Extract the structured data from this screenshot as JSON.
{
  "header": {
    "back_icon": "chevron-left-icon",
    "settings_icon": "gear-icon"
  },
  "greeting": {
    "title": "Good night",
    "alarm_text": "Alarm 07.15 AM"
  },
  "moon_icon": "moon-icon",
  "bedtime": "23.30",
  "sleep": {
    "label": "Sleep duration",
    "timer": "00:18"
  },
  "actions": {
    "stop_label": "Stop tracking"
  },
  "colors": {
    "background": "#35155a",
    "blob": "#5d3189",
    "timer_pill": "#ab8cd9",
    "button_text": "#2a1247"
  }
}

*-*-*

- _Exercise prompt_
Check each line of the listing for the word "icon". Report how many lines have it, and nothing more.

- _Result of the task_
3